This institutional positioning highlights the uniqueness of a hybrid service that belongs both to the intelligence community and the penitentiary administration. The meeting of these two cultures, which mutually enrich each other, allows the SNRP to provide the penitentiary administration with new analytical capabilities regarding security phenomena occurring in detention. In turn, the integration of the SNRP into the intelligence community enhances public intelligence policy with new capabilities for collecting and analyzing national security issues contributed by the penitentiary administration. Thus, the SNRP contributes to the security of penitentiary establishments and, within the intelligence community, to anti-terrorism efforts, combating violent extremism, and policies against organized crime.

Two main models of penitentiary intelligence organization

At the end of the seminar and the study conducted, two institutional models of penitentiary intelligence organization were distinguished:

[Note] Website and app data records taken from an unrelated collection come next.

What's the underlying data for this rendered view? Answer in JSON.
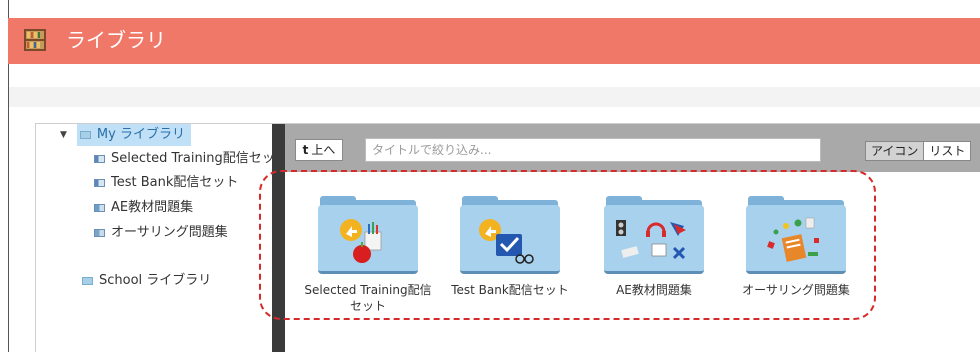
{
  "header": {
    "title": "ライブラリ"
  },
  "sidebar": {
    "root": {
      "label": "My ライブラリ",
      "items": [
        {
          "label": "Selected Training配信セット"
        },
        {
          "label": "Test Bank配信セット"
        },
        {
          "label": "AE教材問題集"
        },
        {
          "label": "オーサリング問題集"
        }
      ]
    },
    "school": {
      "label": "School ライブラリ"
    }
  },
  "toolbar": {
    "up_arrow": "t",
    "up_label": "上へ",
    "filter_placeholder": "タイトルで絞り込み...",
    "view_icon_label": "アイコン",
    "view_list_label": "リスト"
  },
  "folders": [
    {
      "label": "Selected Training配信セット",
      "icon": "training-folder-icon"
    },
    {
      "label": "Test Bank配信セット",
      "icon": "testbank-folder-icon"
    },
    {
      "label": "AE教材問題集",
      "icon": "ae-materials-folder-icon"
    },
    {
      "label": "オーサリング問題集",
      "icon": "authoring-folder-icon"
    }
  ],
  "colors": {
    "header_bg": "#f07868",
    "toolbar_bg": "#a9a9a9",
    "splitter": "#3a3a3a",
    "selected_bg": "#bfe0f7",
    "folder_front": "#a8d1ee",
    "highlight_dash": "#d62a2a"
  }
}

  1. The vast majority of European services only have penitentiary information collected by their associated penitentiary administration. In these cases, creating an Intelligence Service more so reflects the need for administrations to develop new analytical capabilities for security phenomena occurring in facilities, rather than the development of services with more secretive, even clandestine intelligence capabilities. In these institutional setups, it is the domestic intelligence services that conduct the most intrusive intelligence operations within the facilities;
  • The comparison also highlighted a second model in which penitentiary intelligence services possess all the typical capabilities of an intelligence service: human sources, technical sources, cyber, and partnerships. In this model, exemplified by the French and British cases, penitentiary intelligence contributes equally to the policies carried out by intelligence communities, particularly in terms of counter-terrorism and combating organized crime. In this setup, the penitentiary intelligence service is fully integrated into the national intelligence community. It became evident during the seminar that most services relying primarily on penitentiary information are leaning towards this second model.

Penitentiary intelligence will remain a subject of study and exchange in Europe. An update of the initially shared questionnaire will be sent to members of the Intelligence College in Europe to deepen the understanding of various national experiences. A public strategic analysis note will contribute to academic studies on intelligence and increase the visibility of penitentiary intelligence to a broader audience.